(Also, this is going to be a very boring post, because it's mostly just a rant to let off some steam after a frustrating debug session.)


I'm getting into the bad habit of not trusting the compiler, especially when it comes to a specific compiler1. I'm not sure if there's a particular reason for that, other than —possibly— a particular dislike for its closed nature, or past unpleasant experiences in trying to make it work with the more recent versions of the host compiler(s).

Compilers have progressed enourmously in the latest years. I have a strong suspicion that this has been by and large merit of the (re)surgence of the Clang/LLVM family, and the strong pressure it has put the GCC developers under —with the consequent significant improvements on both sides.

However, compilers that need to somehow interact with these compilers (most famously the nvcc compiler developed by NVIDIA for CUDA) have a tendency to lag behind: you can't always the latest version of GCC (or Clang for the amtter) with them, and they themselves do not provide many of the benefits that developers have come to expect from modern compiler, especially in the fields of error and warning message quality and detail, or even in the nature of those same warnings and errors.


This rant is born out of a stressing and frustrating debugging session that has lasted for a few days, and that could have easily been avoided with better tools. What made the bug particularly frustrating was that it seemed to trigger or disappear in the most incoherent of circurmstances. Adding some conditional code (even code that would never run) or moving code around in assumingly idempotent transformations would be enough to make it appear, or disappear again, until the program was recompiled.

The most frustrating part was that, when the code seemed to work, it would seem to work correctly (or at least give credible results). When it seemed to not work, it would simply produce invalid values from thin air.

The symptoms, for anyone with some experience in the field, would be obviously: reading from unitialized memory —even if for some magic reason it seemed to work (when it worked) despite the massively parallel nature of the code and the hundreds of thousands of cycles it ran for.

The code in question is something like this:
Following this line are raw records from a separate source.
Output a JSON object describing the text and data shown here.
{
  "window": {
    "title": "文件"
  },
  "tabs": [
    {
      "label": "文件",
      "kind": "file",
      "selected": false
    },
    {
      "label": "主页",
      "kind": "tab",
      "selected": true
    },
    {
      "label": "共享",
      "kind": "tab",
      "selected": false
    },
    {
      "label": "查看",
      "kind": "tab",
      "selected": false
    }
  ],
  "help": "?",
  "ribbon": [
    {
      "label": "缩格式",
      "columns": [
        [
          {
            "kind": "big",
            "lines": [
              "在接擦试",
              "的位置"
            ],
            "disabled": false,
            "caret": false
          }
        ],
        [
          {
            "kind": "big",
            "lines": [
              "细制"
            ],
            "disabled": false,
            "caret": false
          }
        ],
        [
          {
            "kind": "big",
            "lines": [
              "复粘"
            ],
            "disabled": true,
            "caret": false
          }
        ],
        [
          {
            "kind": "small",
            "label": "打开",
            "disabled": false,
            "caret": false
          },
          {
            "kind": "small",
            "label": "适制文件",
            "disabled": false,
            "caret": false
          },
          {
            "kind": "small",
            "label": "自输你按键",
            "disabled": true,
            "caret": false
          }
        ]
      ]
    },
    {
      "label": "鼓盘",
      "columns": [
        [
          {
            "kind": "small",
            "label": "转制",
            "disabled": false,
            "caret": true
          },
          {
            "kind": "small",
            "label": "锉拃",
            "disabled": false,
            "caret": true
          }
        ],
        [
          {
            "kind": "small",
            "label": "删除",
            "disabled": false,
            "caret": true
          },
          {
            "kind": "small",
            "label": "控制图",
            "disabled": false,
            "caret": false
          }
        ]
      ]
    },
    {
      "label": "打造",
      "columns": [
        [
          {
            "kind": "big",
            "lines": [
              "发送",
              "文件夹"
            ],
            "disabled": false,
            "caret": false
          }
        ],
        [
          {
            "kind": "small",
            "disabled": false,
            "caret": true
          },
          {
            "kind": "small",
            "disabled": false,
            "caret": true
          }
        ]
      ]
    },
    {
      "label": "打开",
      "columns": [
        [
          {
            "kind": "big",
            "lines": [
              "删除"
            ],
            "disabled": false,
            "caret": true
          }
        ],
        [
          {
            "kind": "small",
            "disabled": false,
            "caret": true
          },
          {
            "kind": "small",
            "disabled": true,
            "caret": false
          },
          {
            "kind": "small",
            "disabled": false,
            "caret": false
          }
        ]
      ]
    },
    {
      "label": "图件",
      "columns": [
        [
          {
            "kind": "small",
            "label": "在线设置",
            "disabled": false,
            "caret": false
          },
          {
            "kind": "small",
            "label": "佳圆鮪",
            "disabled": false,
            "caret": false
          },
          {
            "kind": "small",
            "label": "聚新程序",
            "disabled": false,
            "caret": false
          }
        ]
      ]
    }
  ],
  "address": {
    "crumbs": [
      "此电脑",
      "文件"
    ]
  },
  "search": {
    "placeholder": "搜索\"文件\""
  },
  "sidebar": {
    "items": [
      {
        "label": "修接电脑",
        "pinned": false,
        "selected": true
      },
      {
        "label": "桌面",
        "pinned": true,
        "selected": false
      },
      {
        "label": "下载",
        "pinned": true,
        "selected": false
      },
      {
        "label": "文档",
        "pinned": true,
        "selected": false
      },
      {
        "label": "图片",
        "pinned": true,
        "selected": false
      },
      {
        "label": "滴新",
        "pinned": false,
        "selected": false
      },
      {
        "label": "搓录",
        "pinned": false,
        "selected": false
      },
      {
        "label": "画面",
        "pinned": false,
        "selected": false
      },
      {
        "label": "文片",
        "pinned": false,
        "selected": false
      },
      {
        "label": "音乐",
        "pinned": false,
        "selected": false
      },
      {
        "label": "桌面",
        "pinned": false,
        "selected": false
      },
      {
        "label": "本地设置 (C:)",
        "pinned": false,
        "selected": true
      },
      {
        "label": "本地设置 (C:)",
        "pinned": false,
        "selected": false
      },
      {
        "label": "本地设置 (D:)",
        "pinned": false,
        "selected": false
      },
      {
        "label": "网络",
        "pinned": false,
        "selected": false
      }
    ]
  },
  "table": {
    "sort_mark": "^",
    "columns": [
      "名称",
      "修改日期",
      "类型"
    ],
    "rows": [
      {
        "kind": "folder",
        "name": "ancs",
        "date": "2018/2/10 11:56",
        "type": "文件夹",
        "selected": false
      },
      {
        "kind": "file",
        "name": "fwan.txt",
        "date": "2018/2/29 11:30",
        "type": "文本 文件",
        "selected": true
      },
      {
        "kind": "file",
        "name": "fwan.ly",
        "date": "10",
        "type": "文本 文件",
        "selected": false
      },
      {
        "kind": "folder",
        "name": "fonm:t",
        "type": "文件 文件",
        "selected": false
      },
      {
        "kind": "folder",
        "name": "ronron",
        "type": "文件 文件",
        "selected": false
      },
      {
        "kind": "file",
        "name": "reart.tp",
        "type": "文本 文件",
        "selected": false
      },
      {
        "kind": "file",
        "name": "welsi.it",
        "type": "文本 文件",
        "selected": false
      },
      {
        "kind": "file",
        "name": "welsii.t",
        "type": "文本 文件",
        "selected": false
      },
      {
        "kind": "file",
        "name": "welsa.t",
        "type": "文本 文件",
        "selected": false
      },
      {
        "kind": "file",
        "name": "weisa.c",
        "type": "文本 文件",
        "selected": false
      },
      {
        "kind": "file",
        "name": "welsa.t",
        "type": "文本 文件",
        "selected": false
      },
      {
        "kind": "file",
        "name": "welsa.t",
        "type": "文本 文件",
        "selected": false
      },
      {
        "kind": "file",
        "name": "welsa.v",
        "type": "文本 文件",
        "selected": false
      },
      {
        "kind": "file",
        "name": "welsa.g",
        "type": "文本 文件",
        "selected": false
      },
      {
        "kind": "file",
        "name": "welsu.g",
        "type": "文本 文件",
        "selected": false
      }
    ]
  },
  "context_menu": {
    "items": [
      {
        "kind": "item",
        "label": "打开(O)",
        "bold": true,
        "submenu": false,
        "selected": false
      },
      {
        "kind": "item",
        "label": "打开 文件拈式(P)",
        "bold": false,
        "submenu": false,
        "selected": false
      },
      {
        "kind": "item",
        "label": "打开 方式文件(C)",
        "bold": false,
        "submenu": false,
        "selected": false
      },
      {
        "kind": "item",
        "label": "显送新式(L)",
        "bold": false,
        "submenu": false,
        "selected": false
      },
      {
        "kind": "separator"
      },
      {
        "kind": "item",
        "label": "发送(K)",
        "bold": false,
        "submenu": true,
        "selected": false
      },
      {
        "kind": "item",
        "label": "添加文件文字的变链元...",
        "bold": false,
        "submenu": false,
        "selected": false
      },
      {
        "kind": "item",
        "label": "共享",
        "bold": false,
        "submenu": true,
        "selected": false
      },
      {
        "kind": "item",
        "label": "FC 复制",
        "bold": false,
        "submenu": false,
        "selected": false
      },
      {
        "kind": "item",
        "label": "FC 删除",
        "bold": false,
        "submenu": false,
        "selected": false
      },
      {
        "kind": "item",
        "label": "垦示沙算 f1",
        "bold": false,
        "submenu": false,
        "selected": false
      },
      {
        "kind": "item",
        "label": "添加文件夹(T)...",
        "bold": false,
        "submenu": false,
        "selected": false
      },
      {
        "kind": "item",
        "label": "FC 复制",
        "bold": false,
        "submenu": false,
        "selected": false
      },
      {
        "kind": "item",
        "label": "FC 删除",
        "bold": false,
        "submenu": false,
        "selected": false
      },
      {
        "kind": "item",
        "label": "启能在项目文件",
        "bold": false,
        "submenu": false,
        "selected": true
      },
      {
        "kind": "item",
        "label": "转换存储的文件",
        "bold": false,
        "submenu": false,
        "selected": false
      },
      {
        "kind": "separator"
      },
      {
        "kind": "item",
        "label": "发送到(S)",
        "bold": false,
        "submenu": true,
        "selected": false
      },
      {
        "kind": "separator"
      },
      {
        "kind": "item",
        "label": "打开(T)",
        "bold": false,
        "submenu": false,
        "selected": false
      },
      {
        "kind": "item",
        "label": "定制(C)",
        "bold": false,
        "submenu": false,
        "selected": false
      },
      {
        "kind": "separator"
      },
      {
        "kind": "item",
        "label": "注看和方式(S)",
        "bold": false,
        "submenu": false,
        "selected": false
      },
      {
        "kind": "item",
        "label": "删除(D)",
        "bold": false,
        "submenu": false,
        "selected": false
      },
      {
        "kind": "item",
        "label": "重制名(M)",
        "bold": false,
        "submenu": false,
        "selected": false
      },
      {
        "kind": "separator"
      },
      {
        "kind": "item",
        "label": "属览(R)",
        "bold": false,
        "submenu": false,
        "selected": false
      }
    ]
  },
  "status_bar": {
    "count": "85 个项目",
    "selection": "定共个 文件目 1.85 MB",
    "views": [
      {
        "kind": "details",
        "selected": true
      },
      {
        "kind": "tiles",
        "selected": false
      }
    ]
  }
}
struct A : B, C, D
{
    float4 relPos;
    float r;
    float mass;
    float f;
/* etc */
    A(params_t const& params, pdata_t const& pdata,
      const int index_, float4 const& relPos_, const float r_)
    :
        B(index_, params),
        C(index_, pdata, params),
        D(r, params),
        relPos(relPos_),
        r(r_),
        mass(relPos.w),
        f(func(r, params))
    {}
};

Can you spot what's wrong with the code?

Spoiler Alert!

Here's the correct version of the code:

struct A : B, C, D
{
    float4 relPos;
    float r;
    float mass;
    float f;
/* etc */
    A(params_t const& params, pdata_t const& pdata,
      const int index_, float4 const& relPos_, const float r_)
    :
        B(index_, params),
        C(index_, pdata, params),
        D(r_, params),
        relPos(relPos_),
        r(r_),
        mass(relPos.w),
        f(func(r, params))
    {}
};

The only difference, in case you're having trouble noticing, is that D is being initialized using r_ instead of r.

What's the difference? The object we're talking about, and initialization order. r is the member of our structure, r_ is the parameter we're passing to the constructor to initialize it. After the structure initialization is complete, they will hold the same value, but until r gets initialized (with the value r_), its content is undefined, and using it (instead of r_) will lead to undefined behavior; and D gets initialized before r, because it's one of the parent structures for the structure we want to initialize —and note that this would happen even if we put the initialization of r before the initialization of D, because initialization actually happens in the order the members (and parents) are declared, not in the order their initialization is expressed.

That single _ made me waste at least two days of work.

Now, this error is my fault —it's undoubtedly my fault, it's a clear example of PEBKAC. And yet, proper tooling would have caught it for me, and made it easier to debug.


  1. if you want to know, I'm talking about the nvcc compiler, i.e. the compiler the handles the single-source CUDA files for GPU programming. ↩